**Dataset records:**
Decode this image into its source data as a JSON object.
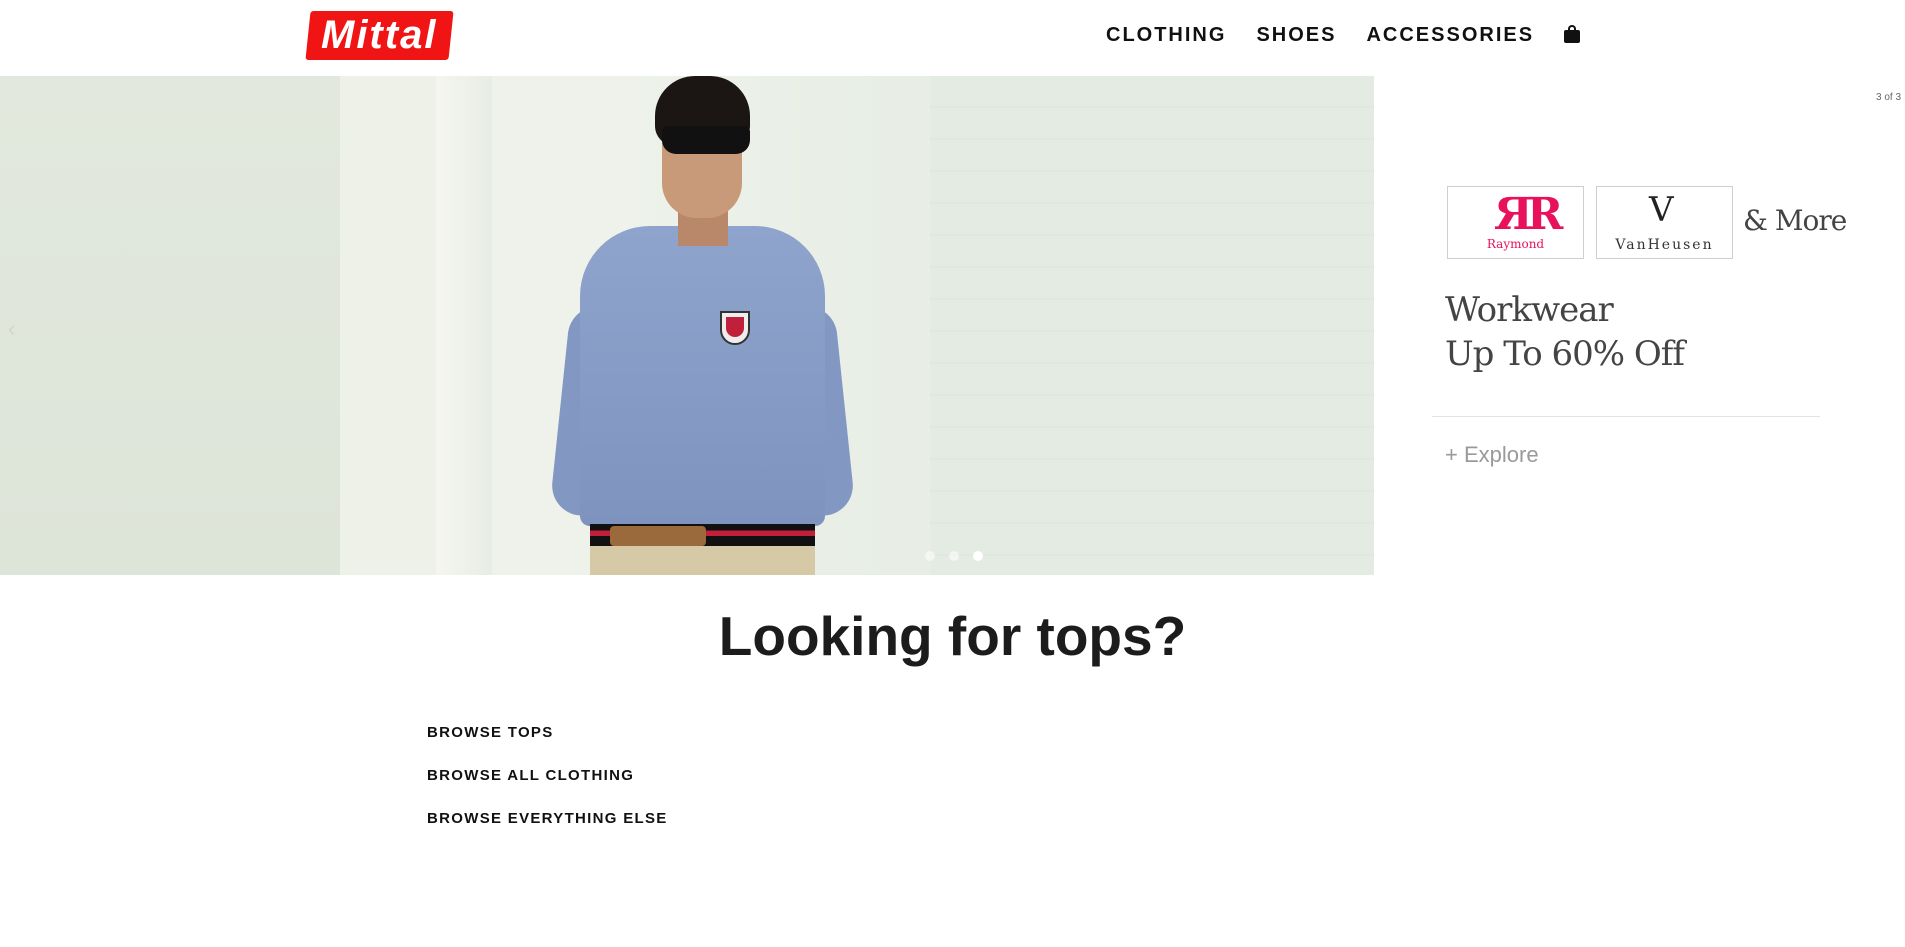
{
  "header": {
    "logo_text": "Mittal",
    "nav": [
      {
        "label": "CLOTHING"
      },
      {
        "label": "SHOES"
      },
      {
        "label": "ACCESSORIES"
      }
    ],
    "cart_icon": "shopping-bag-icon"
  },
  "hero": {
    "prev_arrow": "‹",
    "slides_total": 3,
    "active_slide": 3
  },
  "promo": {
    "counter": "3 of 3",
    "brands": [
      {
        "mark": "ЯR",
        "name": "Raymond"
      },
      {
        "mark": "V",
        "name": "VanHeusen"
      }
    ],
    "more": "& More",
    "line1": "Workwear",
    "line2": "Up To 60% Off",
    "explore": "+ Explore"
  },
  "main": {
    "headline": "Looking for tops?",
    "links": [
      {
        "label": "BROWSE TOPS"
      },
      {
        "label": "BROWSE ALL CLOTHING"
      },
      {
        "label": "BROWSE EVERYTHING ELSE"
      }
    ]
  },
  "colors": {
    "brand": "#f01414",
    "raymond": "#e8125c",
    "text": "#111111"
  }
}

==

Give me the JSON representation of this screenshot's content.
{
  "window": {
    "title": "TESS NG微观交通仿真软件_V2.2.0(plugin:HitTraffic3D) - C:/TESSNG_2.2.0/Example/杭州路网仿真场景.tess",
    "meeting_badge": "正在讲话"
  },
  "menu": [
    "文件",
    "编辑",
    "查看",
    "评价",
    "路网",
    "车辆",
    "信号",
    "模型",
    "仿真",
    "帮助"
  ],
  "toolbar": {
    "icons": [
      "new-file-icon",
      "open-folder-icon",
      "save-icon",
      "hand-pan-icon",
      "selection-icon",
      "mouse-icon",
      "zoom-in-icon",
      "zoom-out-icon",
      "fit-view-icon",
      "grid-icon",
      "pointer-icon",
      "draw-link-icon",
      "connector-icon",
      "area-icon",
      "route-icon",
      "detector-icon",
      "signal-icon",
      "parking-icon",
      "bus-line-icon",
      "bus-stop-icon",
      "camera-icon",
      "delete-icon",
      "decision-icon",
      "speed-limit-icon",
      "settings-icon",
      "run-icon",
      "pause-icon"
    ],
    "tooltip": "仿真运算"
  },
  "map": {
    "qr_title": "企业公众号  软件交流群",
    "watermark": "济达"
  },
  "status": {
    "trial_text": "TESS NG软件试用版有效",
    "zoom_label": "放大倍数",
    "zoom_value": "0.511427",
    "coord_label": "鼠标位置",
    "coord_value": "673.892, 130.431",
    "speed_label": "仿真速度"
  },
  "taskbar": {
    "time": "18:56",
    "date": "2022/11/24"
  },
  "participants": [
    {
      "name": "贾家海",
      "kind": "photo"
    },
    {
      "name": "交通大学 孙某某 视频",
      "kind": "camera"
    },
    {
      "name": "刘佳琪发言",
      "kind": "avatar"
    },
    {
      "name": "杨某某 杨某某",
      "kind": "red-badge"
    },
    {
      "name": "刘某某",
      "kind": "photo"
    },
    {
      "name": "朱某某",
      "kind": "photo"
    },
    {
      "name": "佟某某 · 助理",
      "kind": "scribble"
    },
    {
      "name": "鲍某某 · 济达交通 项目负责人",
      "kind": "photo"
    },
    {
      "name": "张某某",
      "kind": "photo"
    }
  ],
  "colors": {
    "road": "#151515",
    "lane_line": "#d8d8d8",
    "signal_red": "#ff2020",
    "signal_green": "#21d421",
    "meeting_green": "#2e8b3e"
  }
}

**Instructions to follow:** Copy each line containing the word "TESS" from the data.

**Result below:**
    "title": "TESS NG微观交通仿真软件_V2.2.0(plugin:HitTraffic3D) - C:/TESSNG_2.2.0/Example/杭州路网仿真场景.tess",
    "trial_text": "TESS NG软件试用版有效",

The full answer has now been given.